Children bring so much joy, but with this joy also comes a lot of mess, noise and craziness; so, it’s no surprise that many Brides are opting for a kid-free Wedding. Before you enforce your ‘no children allowed’ rule, here are 5 things you need to do.
1. Have an Age Limit
The term ‘kid-free’ is so subjective and if you don’t make clear a specific age (ie. over 16 year’s old welcome), you could have 13 year olds attending your Wedding. Be clear on how young is too young and have this information included on the official invitations.
2. Put a Contact Number
Include a contact number for guests to call if they have any questions relating to the invitation; but make sure it’s not yours! The last thing you need is for your distant relatives to call begging to bring their ‘extremely well-behaved toddler’. Delegate this to a Bridesmaid who can field all the calls on your behalf.
3. Try Not to Make Exceptions
Making exceptions for some people and not others can lead to drama, so try to keep it as a blanket rule. However, if it is someone close to you who won’t be able (ie. a new mum) to attend without having the children nearby, think outside the box and make any exceptions discreetly. For example, look at letting the children stay in the Bridal Suite during the reception and hiring a baby-sitter to stay with them. The other guests don’t have to know, but the kids are close in case something happens.
4. The Flowegirl Fiasco
If you’re having a Ring Bearer and Flowergirl, but are not looking to invite them to the reception, consider offering to pay for a baby-sitter to mind them while their parents join you for the celebrations.
5. Think Local
If you have guests travelling interstate or overseas for your Wedding, you may need to rethink the ‘no-kids’ rule; alternatively, look at hiring a group baby-sitter for your guests who are coming from far away.

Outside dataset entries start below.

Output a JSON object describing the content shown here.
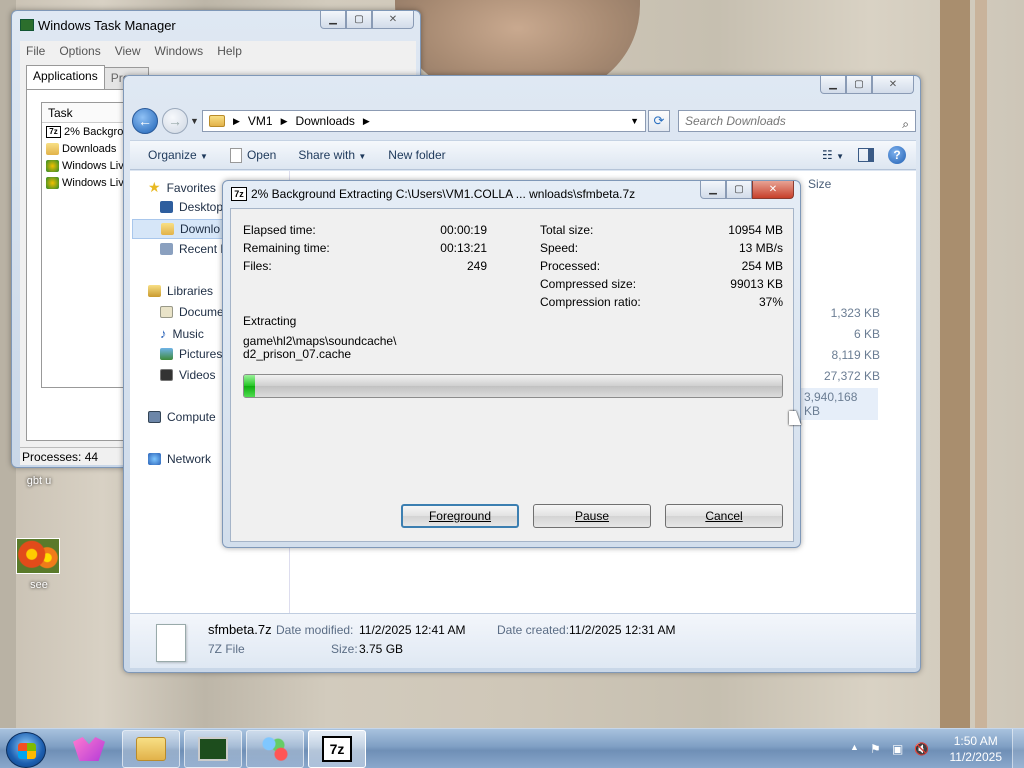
{
  "desktop": {
    "icons": [
      {
        "label": "gbt u"
      },
      {
        "label": "see"
      }
    ]
  },
  "task_manager": {
    "title": "Windows Task Manager",
    "menu": [
      "File",
      "Options",
      "View",
      "Windows",
      "Help"
    ],
    "tabs": [
      "Applications",
      "Proce"
    ],
    "column_task": "Task",
    "tasks": [
      "2% Backgro",
      "Downloads",
      "Windows Liv",
      "Windows Liv"
    ],
    "status": "Processes: 44"
  },
  "explorer": {
    "breadcrumb": [
      "VM1",
      "Downloads"
    ],
    "search_placeholder": "Search Downloads",
    "toolbar": {
      "organize": "Organize",
      "open": "Open",
      "share_with": "Share with",
      "new_folder": "New folder"
    },
    "nav": {
      "favorites": "Favorites",
      "desktop": "Desktop",
      "downloads": "Downlo",
      "recent": "Recent P",
      "libraries": "Libraries",
      "documents": "Docume",
      "music": "Music",
      "pictures": "Pictures",
      "videos": "Videos",
      "computer": "Compute",
      "network": "Network"
    },
    "size_header": "Size",
    "sizes": [
      "1,323 KB",
      "6 KB",
      "8,119 KB",
      "27,372 KB",
      "3,940,168 KB"
    ],
    "details": {
      "file_name": "sfmbeta.7z",
      "file_type": "7Z File",
      "modified_label": "Date modified:",
      "modified_value": "11/2/2025 12:41 AM",
      "created_label": "Date created:",
      "created_value": "11/2/2025 12:31 AM",
      "size_label": "Size:",
      "size_value": "3.75 GB"
    }
  },
  "dialog": {
    "title": "2% Background Extracting C:\\Users\\VM1.COLLA ... wnloads\\sfmbeta.7z",
    "elapsed_label": "Elapsed time:",
    "elapsed_value": "00:00:19",
    "remaining_label": "Remaining time:",
    "remaining_value": "00:13:21",
    "files_label": "Files:",
    "files_value": "249",
    "total_size_label": "Total size:",
    "total_size_value": "10954 MB",
    "speed_label": "Speed:",
    "speed_value": "13 MB/s",
    "processed_label": "Processed:",
    "processed_value": "254 MB",
    "compressed_label": "Compressed size:",
    "compressed_value": "99013 KB",
    "ratio_label": "Compression ratio:",
    "ratio_value": "37%",
    "extracting_label": "Extracting",
    "current_path_1": "game\\hl2\\maps\\soundcache\\",
    "current_path_2": "d2_prison_07.cache",
    "progress_percent": 2,
    "buttons": {
      "foreground": "Foreground",
      "pause": "Pause",
      "cancel": "Cancel"
    }
  },
  "taskbar": {
    "time": "1:50 AM",
    "date": "11/2/2025",
    "sevenzip_label": "7z"
  }
}
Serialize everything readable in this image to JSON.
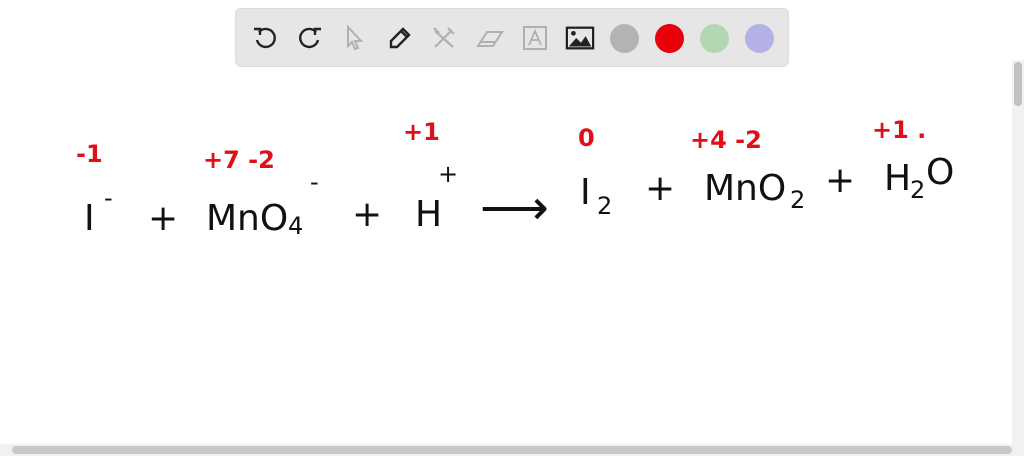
{
  "toolbar": {
    "tools": [
      "undo-icon",
      "redo-icon",
      "pointer-icon",
      "pen-icon",
      "tools-icon",
      "eraser-icon",
      "text-icon",
      "image-icon"
    ],
    "colors": [
      "#b3b3b3",
      "#e8000b",
      "#b5d6b2",
      "#b4b1e6"
    ]
  },
  "equation": {
    "reactant1": "I",
    "reactant1_charge": "-",
    "plus1": "+",
    "reactant2": "MnO",
    "reactant2_sub": "4",
    "reactant2_charge": "-",
    "plus2": "+",
    "reactant3": "H",
    "reactant3_charge": "+",
    "arrow": "⟶",
    "product1": "I",
    "product1_sub": "2",
    "plus3": "+",
    "product2": "MnO",
    "product2_sub": "2",
    "plus4": "+",
    "product3_a": "H",
    "product3_sub": "2",
    "product3_b": "O"
  },
  "oxidation_states": {
    "i_minus": "-1",
    "mno4": "+7 -2",
    "h_plus": "+1",
    "i2": "0",
    "mno2": "+4 -2",
    "h2o": "+1 ."
  }
}
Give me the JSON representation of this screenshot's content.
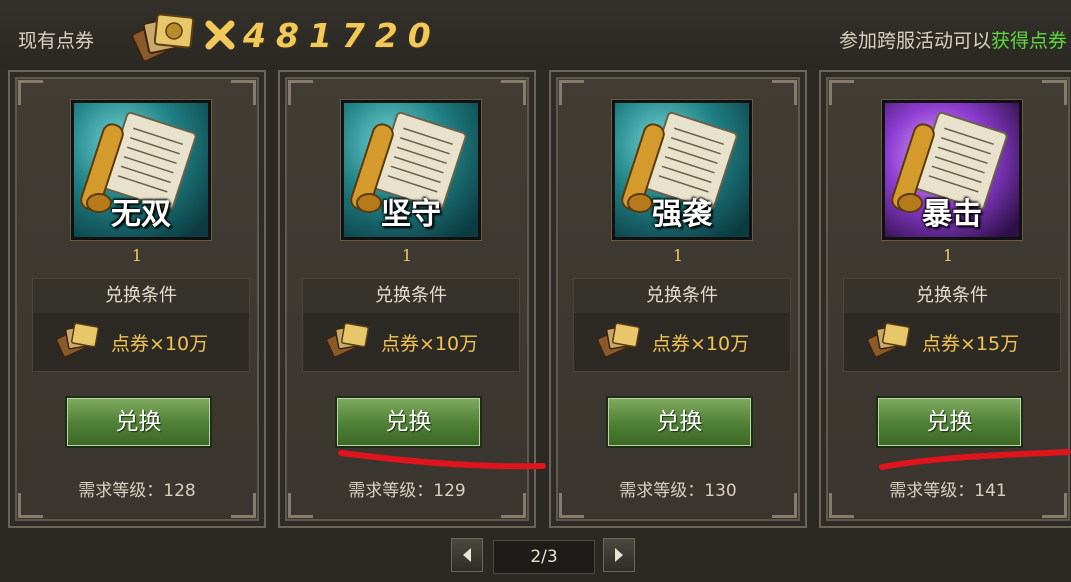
{
  "header": {
    "coupon_label": "现有点券",
    "coupon_count": "481720",
    "hint_prefix": "参加跨服活动可以",
    "hint_highlight": "获得点券"
  },
  "cards": [
    {
      "skill_name": "无双",
      "quantity": "1",
      "condition_title": "兑换条件",
      "cost_label": "点券×10万",
      "button_label": "兑换",
      "level_req": "需求等级：128",
      "icon_style": "teal"
    },
    {
      "skill_name": "坚守",
      "quantity": "1",
      "condition_title": "兑换条件",
      "cost_label": "点券×10万",
      "button_label": "兑换",
      "level_req": "需求等级：129",
      "icon_style": "teal"
    },
    {
      "skill_name": "强袭",
      "quantity": "1",
      "condition_title": "兑换条件",
      "cost_label": "点券×10万",
      "button_label": "兑换",
      "level_req": "需求等级：130",
      "icon_style": "teal"
    },
    {
      "skill_name": "暴击",
      "quantity": "1",
      "condition_title": "兑换条件",
      "cost_label": "点券×15万",
      "button_label": "兑换",
      "level_req": "需求等级：141",
      "icon_style": "purple"
    }
  ],
  "pagination": {
    "page_label": "2/3"
  },
  "colors": {
    "accent_gold": "#f1c85a",
    "hint_green": "#5fd93f",
    "button_green": "#4f7f35",
    "annotation_red": "#e0141c"
  }
}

You can keep it simple by hosting the children at a relative’s house, buying some DVDs and arranging for pizza and ice-cream.
Main image from Ashley and Evan’s wedding. Photography by Lydia Jane.